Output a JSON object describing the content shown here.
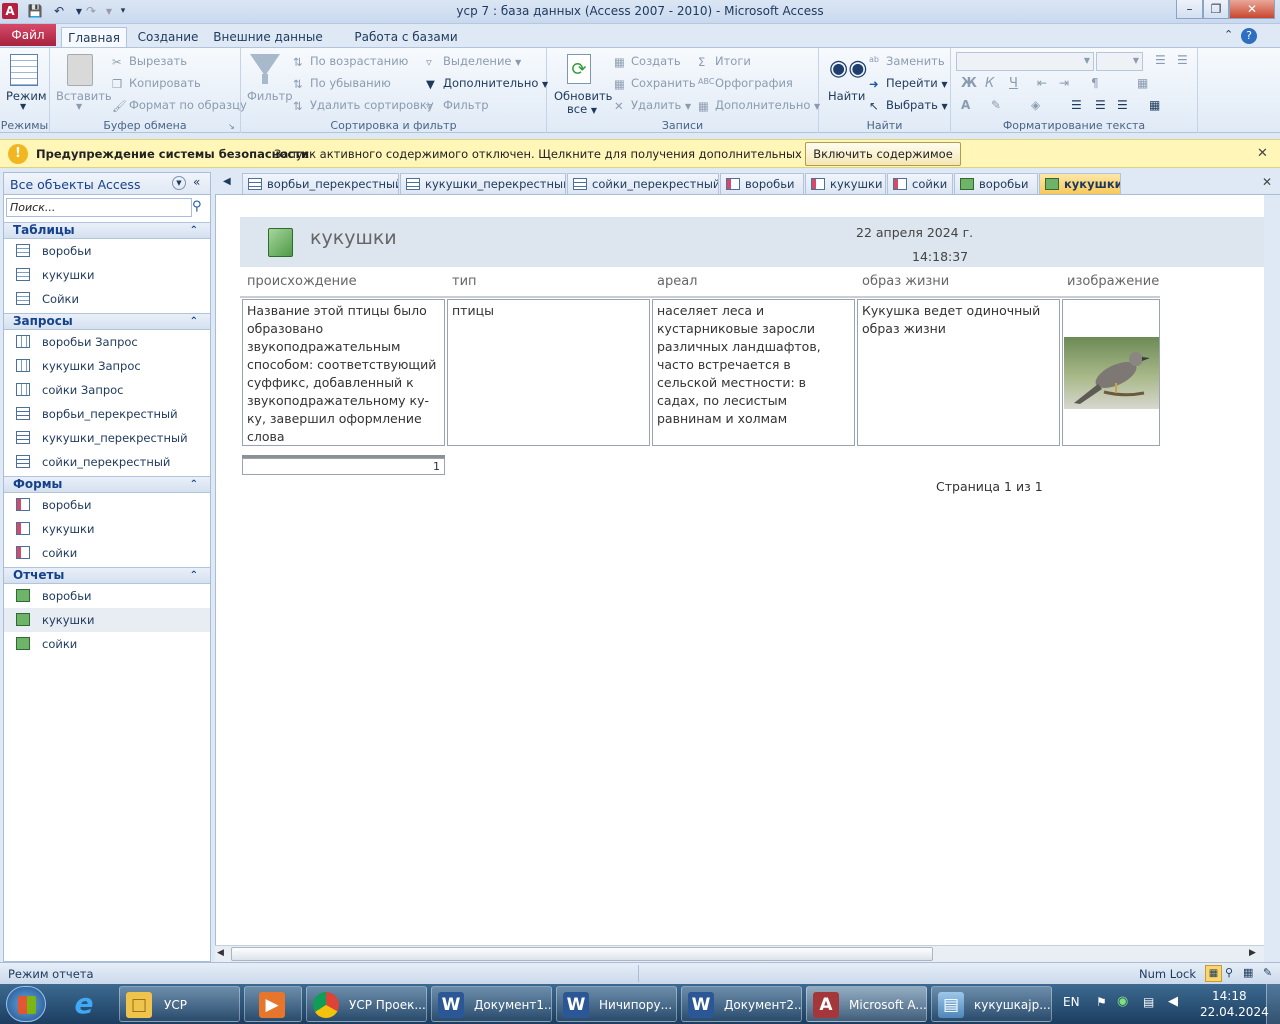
{
  "window": {
    "title": "уср 7 : база данных (Access 2007 - 2010)  -  Microsoft Access",
    "app_icon": "A"
  },
  "ribbon_tabs": [
    "Файл",
    "Главная",
    "Создание",
    "Внешние данные",
    "Работа с базами данных"
  ],
  "ribbon": {
    "views": {
      "label": "Режим",
      "group": "Режимы"
    },
    "clipboard": {
      "paste": "Вставить",
      "cut": "Вырезать",
      "copy": "Копировать",
      "format_painter": "Формат по образцу",
      "group": "Буфер обмена"
    },
    "sort_filter": {
      "filter": "Фильтр",
      "ascending": "По возрастанию",
      "descending": "По убыванию",
      "remove_sort": "Удалить сортировку",
      "selection": "Выделение",
      "advanced": "Дополнительно",
      "toggle_filter": "Фильтр",
      "group": "Сортировка и фильтр"
    },
    "records": {
      "refresh": "Обновить",
      "refresh2": "все",
      "new": "Создать",
      "save": "Сохранить",
      "delete": "Удалить",
      "totals": "Итоги",
      "spelling": "Орфография",
      "more": "Дополнительно",
      "group": "Записи"
    },
    "find": {
      "find": "Найти",
      "replace": "Заменить",
      "goto": "Перейти",
      "select": "Выбрать",
      "group": "Найти"
    },
    "text_format": {
      "bold": "Ж",
      "italic": "К",
      "underline": "Ч",
      "group": "Форматирование текста"
    }
  },
  "warning": {
    "title": "Предупреждение системы безопасности",
    "message": "Запуск активного содержимого отключен. Щелкните для получения дополнительных сведений.",
    "button": "Включить содержимое"
  },
  "nav": {
    "header": "Все объекты Access",
    "search_placeholder": "Поиск...",
    "sections": [
      {
        "title": "Таблицы",
        "items": [
          "воробьи",
          "кукушки",
          "Сойки"
        ]
      },
      {
        "title": "Запросы",
        "items": [
          "воробьи Запрос",
          "кукушки Запрос",
          "сойки Запрос",
          "ворбьи_перекрестный",
          "кукушки_перекрестный",
          "сойки_перекрестный"
        ]
      },
      {
        "title": "Формы",
        "items": [
          "воробьи",
          "кукушки",
          "сойки"
        ]
      },
      {
        "title": "Отчеты",
        "items": [
          "воробьи",
          "кукушки",
          "сойки"
        ]
      }
    ]
  },
  "doc_tabs": [
    "ворбьи_перекрестный",
    "кукушки_перекрестный",
    "сойки_перекрестный",
    "воробьи",
    "кукушки",
    "сойки",
    "воробьи",
    "кукушки"
  ],
  "report": {
    "title": "кукушки",
    "date": "22 апреля 2024 г.",
    "time": "14:18:37",
    "columns": [
      "происхождение",
      "тип",
      "ареал",
      "образ жизни",
      "изображение"
    ],
    "row": {
      "origin": "Название этой птицы было образовано звукоподражательным способом: соответствующий суффикс, добавленный к звукоподражательному ку-ку, завершил оформление слова",
      "type": "птицы",
      "range": "населяет леса и кустарниковые заросли различных ландшафтов, часто встречается в сельской местности: в садах, по лесистым равнинам и холмам",
      "lifestyle": "Кукушка ведет одиночный образ жизни"
    },
    "count": "1",
    "page": "Страница 1 из 1"
  },
  "status": {
    "left": "Режим отчета",
    "numlock": "Num Lock"
  },
  "taskbar": {
    "items": [
      "УСР",
      "УСР Проек...",
      "Документ1...",
      "Ничипору...",
      "Документ2...",
      "Microsoft A...",
      "кукушкајр..."
    ],
    "lang": "EN",
    "time": "14:18",
    "date": "22.04.2024"
  }
}
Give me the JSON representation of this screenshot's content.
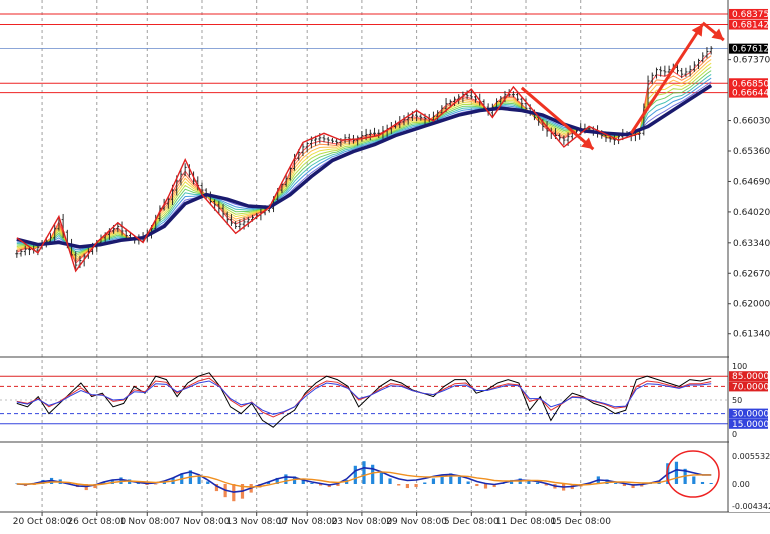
{
  "chart_data": [
    {
      "type": "line",
      "panel": "price",
      "ylim": [
        0.6085,
        0.6855
      ],
      "y_ticks": [
        "0.61340",
        "0.62000",
        "0.62670",
        "0.63340",
        "0.64020",
        "0.64690",
        "0.65360",
        "0.66030",
        "0.67370"
      ],
      "y_tick_values": [
        0.6134,
        0.62,
        0.6267,
        0.6334,
        0.6402,
        0.6469,
        0.6536,
        0.6603,
        0.6737
      ],
      "last_price": {
        "label": "0.67612",
        "value": 0.67612
      },
      "horizontal_levels": [
        {
          "label": "0.68375",
          "value": 0.68375
        },
        {
          "label": "0.68142",
          "value": 0.68142
        },
        {
          "label": "0.66850",
          "value": 0.6685
        },
        {
          "label": "0.66644",
          "value": 0.66644
        }
      ],
      "zigzag": [
        [
          0,
          0.6345
        ],
        [
          5,
          0.6312
        ],
        [
          10,
          0.6392
        ],
        [
          14,
          0.6272
        ],
        [
          19,
          0.6335
        ],
        [
          24,
          0.6378
        ],
        [
          30,
          0.6335
        ],
        [
          36,
          0.6435
        ],
        [
          40,
          0.6517
        ],
        [
          44,
          0.644
        ],
        [
          52,
          0.6355
        ],
        [
          60,
          0.6412
        ],
        [
          64,
          0.6485
        ],
        [
          68,
          0.6555
        ],
        [
          73,
          0.6575
        ],
        [
          77,
          0.656
        ],
        [
          82,
          0.6563
        ],
        [
          86,
          0.657
        ],
        [
          95,
          0.6625
        ],
        [
          99,
          0.6602
        ],
        [
          108,
          0.6672
        ],
        [
          113,
          0.661
        ],
        [
          118,
          0.6677
        ],
        [
          130,
          0.6545
        ],
        [
          136,
          0.659
        ],
        [
          143,
          0.656
        ],
        [
          148,
          0.6575
        ]
      ],
      "close_series": [
        [
          0,
          0.631
        ],
        [
          2,
          0.632
        ],
        [
          4,
          0.6318
        ],
        [
          6,
          0.633
        ],
        [
          8,
          0.6345
        ],
        [
          10,
          0.6385
        ],
        [
          12,
          0.633
        ],
        [
          14,
          0.6285
        ],
        [
          16,
          0.6305
        ],
        [
          18,
          0.6325
        ],
        [
          20,
          0.6345
        ],
        [
          22,
          0.636
        ],
        [
          24,
          0.637
        ],
        [
          26,
          0.635
        ],
        [
          28,
          0.634
        ],
        [
          30,
          0.6345
        ],
        [
          32,
          0.6365
        ],
        [
          34,
          0.641
        ],
        [
          36,
          0.643
        ],
        [
          38,
          0.647
        ],
        [
          40,
          0.65
        ],
        [
          42,
          0.647
        ],
        [
          44,
          0.645
        ],
        [
          46,
          0.6425
        ],
        [
          48,
          0.641
        ],
        [
          50,
          0.6385
        ],
        [
          52,
          0.637
        ],
        [
          54,
          0.638
        ],
        [
          56,
          0.639
        ],
        [
          58,
          0.64
        ],
        [
          60,
          0.641
        ],
        [
          62,
          0.645
        ],
        [
          64,
          0.6475
        ],
        [
          66,
          0.652
        ],
        [
          68,
          0.6545
        ],
        [
          70,
          0.656
        ],
        [
          72,
          0.6565
        ],
        [
          74,
          0.656
        ],
        [
          76,
          0.6555
        ],
        [
          78,
          0.6565
        ],
        [
          80,
          0.656
        ],
        [
          82,
          0.657
        ],
        [
          84,
          0.6575
        ],
        [
          86,
          0.6575
        ],
        [
          88,
          0.6585
        ],
        [
          90,
          0.6595
        ],
        [
          92,
          0.6605
        ],
        [
          94,
          0.6615
        ],
        [
          96,
          0.661
        ],
        [
          98,
          0.6605
        ],
        [
          100,
          0.662
        ],
        [
          102,
          0.664
        ],
        [
          104,
          0.665
        ],
        [
          106,
          0.666
        ],
        [
          108,
          0.6655
        ],
        [
          110,
          0.6645
        ],
        [
          112,
          0.662
        ],
        [
          114,
          0.6645
        ],
        [
          116,
          0.666
        ],
        [
          118,
          0.666
        ],
        [
          120,
          0.664
        ],
        [
          122,
          0.662
        ],
        [
          124,
          0.66
        ],
        [
          126,
          0.658
        ],
        [
          128,
          0.657
        ],
        [
          130,
          0.656
        ],
        [
          132,
          0.6575
        ],
        [
          134,
          0.6585
        ],
        [
          136,
          0.6585
        ],
        [
          138,
          0.6575
        ],
        [
          140,
          0.6565
        ],
        [
          142,
          0.656
        ],
        [
          144,
          0.6575
        ],
        [
          146,
          0.657
        ],
        [
          148,
          0.6575
        ],
        [
          150,
          0.669
        ],
        [
          152,
          0.6715
        ],
        [
          154,
          0.671
        ],
        [
          156,
          0.672
        ],
        [
          158,
          0.6705
        ],
        [
          160,
          0.6715
        ],
        [
          162,
          0.6735
        ],
        [
          164,
          0.6755
        ],
        [
          165,
          0.6762
        ]
      ],
      "ma_series": [
        [
          0,
          0.6342
        ],
        [
          5,
          0.633
        ],
        [
          10,
          0.6335
        ],
        [
          15,
          0.6325
        ],
        [
          20,
          0.633
        ],
        [
          25,
          0.634
        ],
        [
          30,
          0.6345
        ],
        [
          35,
          0.637
        ],
        [
          40,
          0.642
        ],
        [
          45,
          0.644
        ],
        [
          50,
          0.643
        ],
        [
          55,
          0.6415
        ],
        [
          60,
          0.6412
        ],
        [
          65,
          0.644
        ],
        [
          70,
          0.648
        ],
        [
          75,
          0.6515
        ],
        [
          80,
          0.6535
        ],
        [
          85,
          0.655
        ],
        [
          90,
          0.657
        ],
        [
          95,
          0.6585
        ],
        [
          100,
          0.66
        ],
        [
          105,
          0.6615
        ],
        [
          110,
          0.6625
        ],
        [
          115,
          0.663
        ],
        [
          120,
          0.6625
        ],
        [
          125,
          0.6615
        ],
        [
          130,
          0.6595
        ],
        [
          135,
          0.658
        ],
        [
          140,
          0.6575
        ],
        [
          145,
          0.6572
        ],
        [
          150,
          0.659
        ],
        [
          155,
          0.662
        ],
        [
          160,
          0.665
        ],
        [
          165,
          0.668
        ]
      ],
      "arrows": [
        {
          "from": [
            120,
            0.6675
          ],
          "to": [
            137,
            0.654
          ]
        },
        {
          "from": [
            146,
            0.6575
          ],
          "to": [
            163,
            0.6815
          ]
        },
        {
          "from": [
            163,
            0.6818
          ],
          "to": [
            168,
            0.678
          ]
        }
      ],
      "x_tick_labels": [
        "20 Oct 08:00",
        "26 Oct 08:00",
        "1 Nov 08:00",
        "7 Nov 08:00",
        "13 Nov 08:00",
        "17 Nov 08:00",
        "23 Nov 08:00",
        "29 Nov 08:00",
        "5 Dec 08:00",
        "11 Dec 08:00",
        "15 Dec 08:00"
      ],
      "x_tick_positions": [
        6,
        19,
        31,
        44,
        57,
        69,
        82,
        95,
        108,
        121,
        134
      ],
      "x_range": [
        -4,
        169
      ]
    },
    {
      "type": "line",
      "panel": "oscillator",
      "ylim": [
        0,
        100
      ],
      "y_ticks": [
        "100",
        "50",
        "0"
      ],
      "levels": [
        {
          "label": "85.0000",
          "value": 85,
          "color": "#dd2222"
        },
        {
          "label": "70.0000",
          "value": 70,
          "color": "#dd2222"
        },
        {
          "label": "30.0000",
          "value": 30,
          "color": "#3344dd"
        },
        {
          "label": "15.0000",
          "value": 15,
          "color": "#3344dd"
        }
      ],
      "series": [
        {
          "values": [
            45,
            40,
            55,
            30,
            45,
            60,
            75,
            55,
            60,
            40,
            45,
            70,
            60,
            85,
            80,
            55,
            75,
            85,
            90,
            70,
            40,
            30,
            45,
            20,
            10,
            25,
            35,
            60,
            75,
            85,
            80,
            70,
            40,
            55,
            70,
            80,
            75,
            65,
            60,
            55,
            70,
            80,
            80,
            60,
            65,
            75,
            80,
            75,
            35,
            55,
            20,
            45,
            60,
            55,
            45,
            40,
            30,
            35,
            80,
            85,
            80,
            75,
            70,
            80,
            78,
            82
          ],
          "color": "#000000"
        },
        {
          "values": [
            48,
            45,
            52,
            40,
            48,
            58,
            68,
            57,
            58,
            48,
            50,
            65,
            62,
            78,
            76,
            60,
            70,
            78,
            82,
            70,
            50,
            40,
            47,
            32,
            25,
            32,
            40,
            58,
            70,
            78,
            76,
            68,
            50,
            56,
            66,
            74,
            72,
            64,
            60,
            58,
            66,
            74,
            75,
            64,
            64,
            70,
            74,
            72,
            48,
            52,
            35,
            44,
            55,
            54,
            48,
            44,
            38,
            40,
            70,
            78,
            76,
            72,
            68,
            74,
            74,
            77
          ],
          "color": "#e03030"
        },
        {
          "values": [
            47,
            44,
            51,
            42,
            47,
            56,
            64,
            58,
            57,
            50,
            51,
            62,
            61,
            74,
            73,
            62,
            68,
            75,
            78,
            69,
            52,
            43,
            46,
            35,
            29,
            33,
            40,
            55,
            67,
            75,
            73,
            67,
            52,
            56,
            64,
            71,
            70,
            64,
            60,
            58,
            64,
            71,
            72,
            64,
            64,
            68,
            72,
            71,
            52,
            52,
            40,
            45,
            54,
            53,
            49,
            45,
            40,
            41,
            66,
            74,
            73,
            70,
            67,
            72,
            72,
            74
          ],
          "color": "#3040e0"
        }
      ]
    },
    {
      "type": "bar",
      "panel": "macd",
      "y_ticks": [
        "0.0055325",
        "0.00",
        "-0.0043426"
      ],
      "y_tick_values": [
        0.0055325,
        0.0,
        -0.0043426
      ],
      "ylim": [
        -0.0043426,
        0.0055325
      ],
      "histogram": [
        0.0001,
        -0.0004,
        -0.0002,
        0.0008,
        0.0012,
        0.0009,
        0.0003,
        -0.0006,
        -0.0012,
        -0.0008,
        0.0004,
        0.0009,
        0.0013,
        0.0009,
        0.0003,
        -0.0002,
        -0.0001,
        0.0004,
        0.0012,
        0.0021,
        0.0027,
        0.0016,
        0.0005,
        -0.0014,
        -0.0026,
        -0.0034,
        -0.0029,
        -0.0017,
        -0.0007,
        0.0004,
        0.0012,
        0.0019,
        0.0015,
        0.0007,
        0.0002,
        -0.0003,
        -0.0006,
        -0.0004,
        0.0008,
        0.0036,
        0.0045,
        0.0038,
        0.0024,
        0.0011,
        -0.0003,
        -0.0008,
        -0.0006,
        0.0003,
        0.0011,
        0.0017,
        0.0021,
        0.0014,
        0.0005,
        -0.0004,
        -0.0009,
        -0.0006,
        0.0002,
        0.0008,
        0.0011,
        0.0007,
        0.0003,
        -0.0003,
        -0.0009,
        -0.0013,
        -0.001,
        -0.0005,
        0.0003,
        0.0015,
        0.0009,
        0.0002,
        -0.0004,
        -0.0008,
        -0.0005,
        0.0002,
        0.0006,
        0.0041,
        0.0044,
        0.003,
        0.0015,
        0.0004,
        0.0002
      ],
      "macd_line": [
        0.0,
        -0.0001,
        0.0001,
        0.0005,
        0.0007,
        0.0004,
        0.0,
        -0.0004,
        -0.0005,
        -0.0002,
        0.0004,
        0.0008,
        0.0009,
        0.0006,
        0.0003,
        0.0001,
        0.0002,
        0.0006,
        0.0012,
        0.002,
        0.0024,
        0.0018,
        0.0008,
        -0.0004,
        -0.0012,
        -0.0016,
        -0.0014,
        -0.0008,
        -0.0002,
        0.0004,
        0.001,
        0.0014,
        0.0013,
        0.0008,
        0.0004,
        0.0001,
        -0.0002,
        0.0001,
        0.001,
        0.0026,
        0.0032,
        0.003,
        0.0024,
        0.0016,
        0.001,
        0.0007,
        0.0008,
        0.0011,
        0.0015,
        0.0018,
        0.0019,
        0.0016,
        0.0011,
        0.0005,
        0.0001,
        -0.0001,
        0.0002,
        0.0006,
        0.0008,
        0.0007,
        0.0005,
        0.0001,
        -0.0004,
        -0.0006,
        -0.0005,
        -0.0002,
        0.0002,
        0.0008,
        0.0007,
        0.0004,
        0.0001,
        -0.0002,
        -0.0001,
        0.0002,
        0.0006,
        0.002,
        0.0028,
        0.0026,
        0.0022,
        0.0018,
        0.0018
      ],
      "signal_line": [
        0.0,
        0.0,
        0.0,
        0.0002,
        0.0004,
        0.0004,
        0.0003,
        0.0,
        -0.0002,
        -0.0002,
        0.0,
        0.0003,
        0.0005,
        0.0006,
        0.0005,
        0.0004,
        0.0003,
        0.0004,
        0.0006,
        0.001,
        0.0014,
        0.0016,
        0.0014,
        0.0009,
        0.0003,
        -0.0002,
        -0.0005,
        -0.0006,
        -0.0005,
        -0.0002,
        0.0002,
        0.0006,
        0.0009,
        0.001,
        0.0009,
        0.0007,
        0.0004,
        0.0003,
        0.0005,
        0.0011,
        0.0017,
        0.0022,
        0.0024,
        0.0023,
        0.002,
        0.0017,
        0.0015,
        0.0014,
        0.0014,
        0.0015,
        0.0016,
        0.0016,
        0.0015,
        0.0012,
        0.001,
        0.0007,
        0.0006,
        0.0006,
        0.0006,
        0.0007,
        0.0007,
        0.0006,
        0.0003,
        0.0001,
        -0.0001,
        -0.0002,
        -0.0001,
        0.0001,
        0.0003,
        0.0004,
        0.0004,
        0.0003,
        0.0002,
        0.0002,
        0.0003,
        0.0007,
        0.0012,
        0.0016,
        0.0018,
        0.0018,
        0.0018
      ]
    }
  ],
  "colors": {
    "zigzag": "#e02020",
    "ma_thick": "#1a1a6e",
    "candles": "#2a2a2a",
    "arrow": "#ee3322",
    "level_line": "#ee2222",
    "last_price_bg": "#000000",
    "hist_pos": "#2288dd",
    "hist_neg": "#f08850",
    "macd_line": "#1a2ab0",
    "signal_line": "#f09020",
    "grid": "#888888"
  },
  "ribbon_colors": [
    "#ff2a2a",
    "#ff7a2a",
    "#ffb02a",
    "#e8d82a",
    "#a8d82a",
    "#5ac84a",
    "#2ab8a8",
    "#2a88d8",
    "#5a5ad8"
  ]
}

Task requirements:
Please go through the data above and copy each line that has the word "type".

Written response:
      "type": "птицы",
      "type": "line",
      "type": "line",
      "type": "bar",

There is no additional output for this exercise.